REQUIREMENT
Note each line of the entries that includes "this". Then copy those lines.

BEGIN DATA PROVIDED

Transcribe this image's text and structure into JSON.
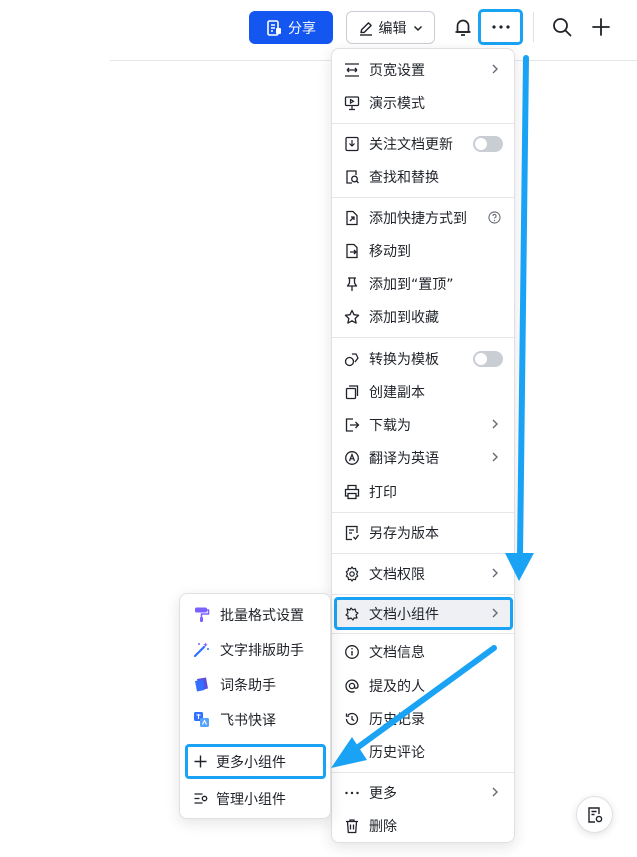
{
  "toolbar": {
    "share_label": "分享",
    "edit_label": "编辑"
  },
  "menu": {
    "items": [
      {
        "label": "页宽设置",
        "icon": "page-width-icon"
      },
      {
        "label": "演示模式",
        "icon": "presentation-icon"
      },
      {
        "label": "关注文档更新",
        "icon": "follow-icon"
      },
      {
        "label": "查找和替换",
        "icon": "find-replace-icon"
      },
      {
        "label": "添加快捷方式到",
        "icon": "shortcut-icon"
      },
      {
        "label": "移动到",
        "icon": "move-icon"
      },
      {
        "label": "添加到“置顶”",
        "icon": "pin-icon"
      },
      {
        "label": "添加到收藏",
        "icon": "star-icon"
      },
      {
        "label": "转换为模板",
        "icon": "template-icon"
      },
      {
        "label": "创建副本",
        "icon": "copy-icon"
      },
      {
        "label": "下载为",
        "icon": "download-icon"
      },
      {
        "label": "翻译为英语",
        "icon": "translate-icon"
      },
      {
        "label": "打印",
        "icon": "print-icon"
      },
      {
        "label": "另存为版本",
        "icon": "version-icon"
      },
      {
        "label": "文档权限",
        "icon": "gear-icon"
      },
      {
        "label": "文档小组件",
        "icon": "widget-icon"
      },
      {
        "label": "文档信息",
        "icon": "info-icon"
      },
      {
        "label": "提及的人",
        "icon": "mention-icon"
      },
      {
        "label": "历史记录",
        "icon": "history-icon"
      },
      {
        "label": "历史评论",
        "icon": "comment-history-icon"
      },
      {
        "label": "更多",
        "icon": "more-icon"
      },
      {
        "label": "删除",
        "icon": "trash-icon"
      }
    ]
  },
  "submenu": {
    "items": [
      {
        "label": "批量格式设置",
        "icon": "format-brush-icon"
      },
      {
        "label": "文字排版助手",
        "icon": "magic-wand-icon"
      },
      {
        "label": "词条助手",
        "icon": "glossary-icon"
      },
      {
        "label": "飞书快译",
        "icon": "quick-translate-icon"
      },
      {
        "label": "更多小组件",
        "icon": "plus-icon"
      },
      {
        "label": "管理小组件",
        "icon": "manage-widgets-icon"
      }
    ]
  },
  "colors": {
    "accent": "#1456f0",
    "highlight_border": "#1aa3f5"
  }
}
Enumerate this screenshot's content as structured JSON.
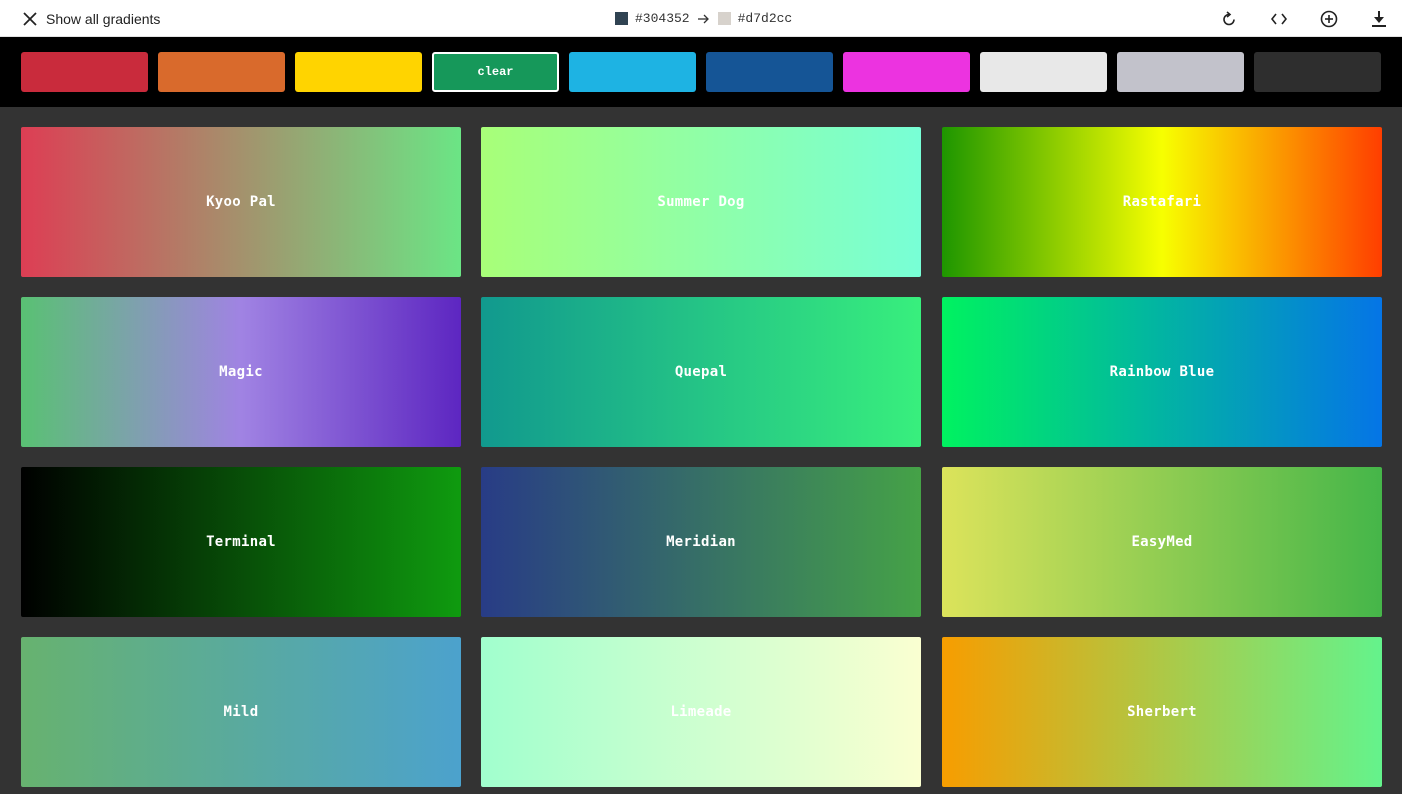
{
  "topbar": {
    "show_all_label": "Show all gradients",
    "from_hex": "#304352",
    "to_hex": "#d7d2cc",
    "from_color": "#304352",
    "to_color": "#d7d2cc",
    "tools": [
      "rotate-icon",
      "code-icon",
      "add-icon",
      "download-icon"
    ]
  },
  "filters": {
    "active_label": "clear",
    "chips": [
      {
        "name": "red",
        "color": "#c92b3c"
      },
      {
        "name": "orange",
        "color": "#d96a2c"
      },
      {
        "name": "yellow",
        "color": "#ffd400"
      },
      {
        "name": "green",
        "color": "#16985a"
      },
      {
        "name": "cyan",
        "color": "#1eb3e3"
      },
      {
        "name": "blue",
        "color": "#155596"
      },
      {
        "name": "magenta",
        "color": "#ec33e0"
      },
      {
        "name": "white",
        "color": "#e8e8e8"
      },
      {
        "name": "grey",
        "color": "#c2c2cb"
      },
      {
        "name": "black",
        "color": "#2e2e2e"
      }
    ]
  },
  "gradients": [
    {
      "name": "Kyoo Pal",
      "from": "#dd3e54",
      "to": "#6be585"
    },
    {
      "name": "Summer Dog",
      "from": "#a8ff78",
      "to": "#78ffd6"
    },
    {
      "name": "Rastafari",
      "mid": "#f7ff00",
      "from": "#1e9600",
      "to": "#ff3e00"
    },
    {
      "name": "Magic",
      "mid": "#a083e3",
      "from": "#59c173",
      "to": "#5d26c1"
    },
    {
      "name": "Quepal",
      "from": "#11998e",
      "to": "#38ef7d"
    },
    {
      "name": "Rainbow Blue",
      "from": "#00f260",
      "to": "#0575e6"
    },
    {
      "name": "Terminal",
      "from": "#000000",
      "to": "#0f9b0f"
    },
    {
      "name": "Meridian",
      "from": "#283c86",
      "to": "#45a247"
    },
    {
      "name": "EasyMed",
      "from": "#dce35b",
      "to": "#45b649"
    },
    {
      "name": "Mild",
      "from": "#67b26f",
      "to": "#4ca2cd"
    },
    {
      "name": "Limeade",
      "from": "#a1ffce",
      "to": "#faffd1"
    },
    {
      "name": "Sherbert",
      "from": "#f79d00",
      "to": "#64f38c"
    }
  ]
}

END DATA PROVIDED
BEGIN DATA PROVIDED

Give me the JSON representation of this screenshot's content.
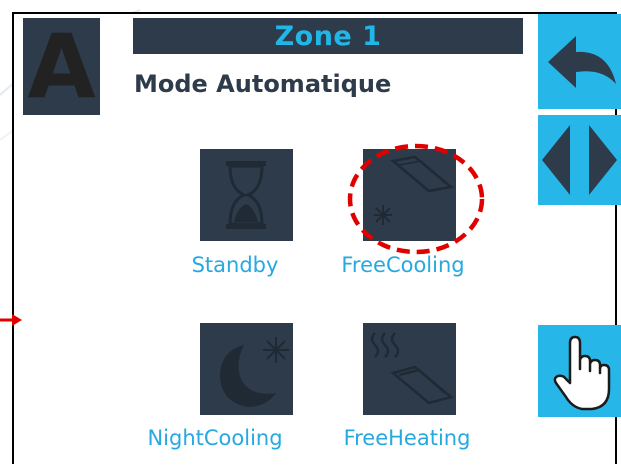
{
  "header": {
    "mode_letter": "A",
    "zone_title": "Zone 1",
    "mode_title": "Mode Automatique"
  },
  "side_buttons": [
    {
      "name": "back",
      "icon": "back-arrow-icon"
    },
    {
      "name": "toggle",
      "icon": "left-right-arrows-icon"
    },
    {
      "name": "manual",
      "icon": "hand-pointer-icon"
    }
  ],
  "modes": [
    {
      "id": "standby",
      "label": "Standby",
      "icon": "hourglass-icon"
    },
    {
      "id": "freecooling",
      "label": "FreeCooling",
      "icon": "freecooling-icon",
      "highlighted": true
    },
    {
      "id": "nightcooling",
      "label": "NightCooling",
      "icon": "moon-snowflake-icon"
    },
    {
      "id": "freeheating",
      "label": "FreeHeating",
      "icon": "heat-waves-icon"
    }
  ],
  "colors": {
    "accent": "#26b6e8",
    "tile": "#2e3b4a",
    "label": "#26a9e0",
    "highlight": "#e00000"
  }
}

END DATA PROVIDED
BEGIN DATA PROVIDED

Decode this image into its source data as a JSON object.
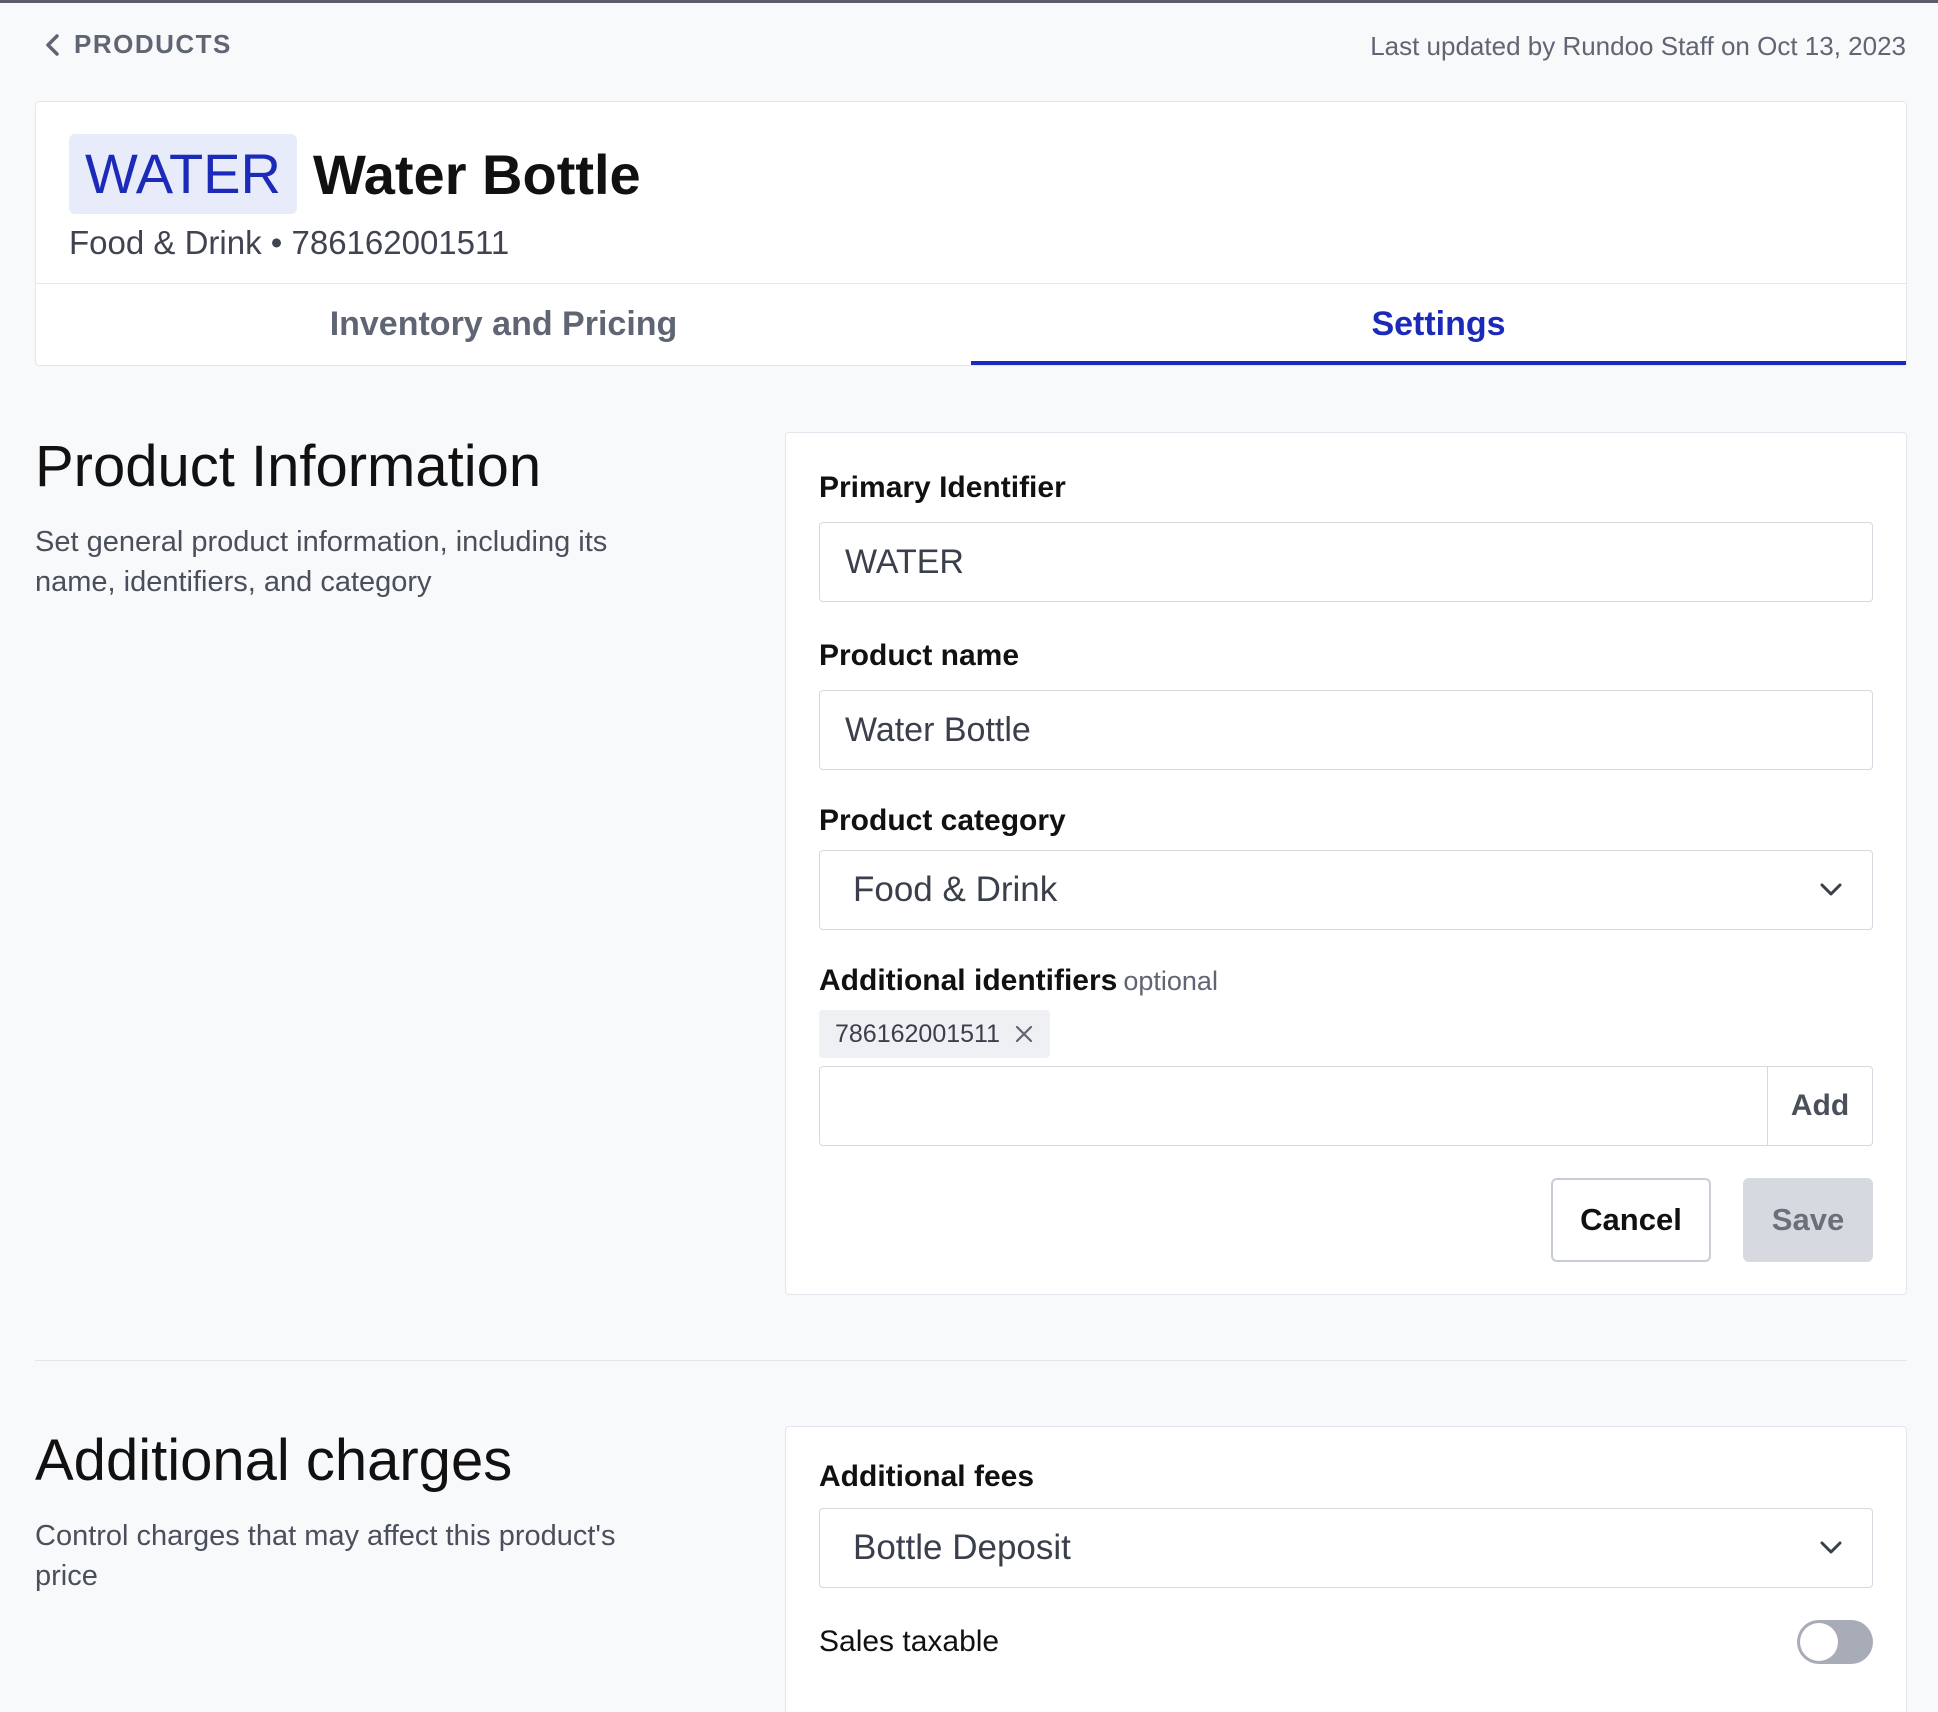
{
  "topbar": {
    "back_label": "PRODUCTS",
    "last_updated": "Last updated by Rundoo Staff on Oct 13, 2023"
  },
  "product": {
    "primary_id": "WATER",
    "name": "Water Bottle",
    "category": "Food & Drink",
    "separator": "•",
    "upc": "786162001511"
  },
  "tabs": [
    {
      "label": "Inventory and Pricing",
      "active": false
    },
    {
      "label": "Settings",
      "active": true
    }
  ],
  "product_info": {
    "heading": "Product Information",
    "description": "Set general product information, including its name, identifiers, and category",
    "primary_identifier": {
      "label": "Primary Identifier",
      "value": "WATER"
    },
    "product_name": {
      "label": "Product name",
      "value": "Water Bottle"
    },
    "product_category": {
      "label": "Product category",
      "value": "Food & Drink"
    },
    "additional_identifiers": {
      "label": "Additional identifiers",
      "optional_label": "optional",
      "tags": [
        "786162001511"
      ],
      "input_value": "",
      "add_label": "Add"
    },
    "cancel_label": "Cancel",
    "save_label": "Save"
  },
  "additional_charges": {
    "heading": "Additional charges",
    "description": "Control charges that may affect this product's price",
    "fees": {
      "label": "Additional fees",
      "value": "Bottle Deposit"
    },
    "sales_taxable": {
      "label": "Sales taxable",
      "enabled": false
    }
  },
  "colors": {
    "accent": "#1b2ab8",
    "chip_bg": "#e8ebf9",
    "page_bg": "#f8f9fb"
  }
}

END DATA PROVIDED

ANSWER SPACE
Transcribe this image's text and structure into JSON.
Enumerate this screenshot's content as structured JSON.
Give me the JSON representation of this screenshot's content.
Decode this image into its source data as a JSON object.
    "description": "Control charges that may affect this product's price",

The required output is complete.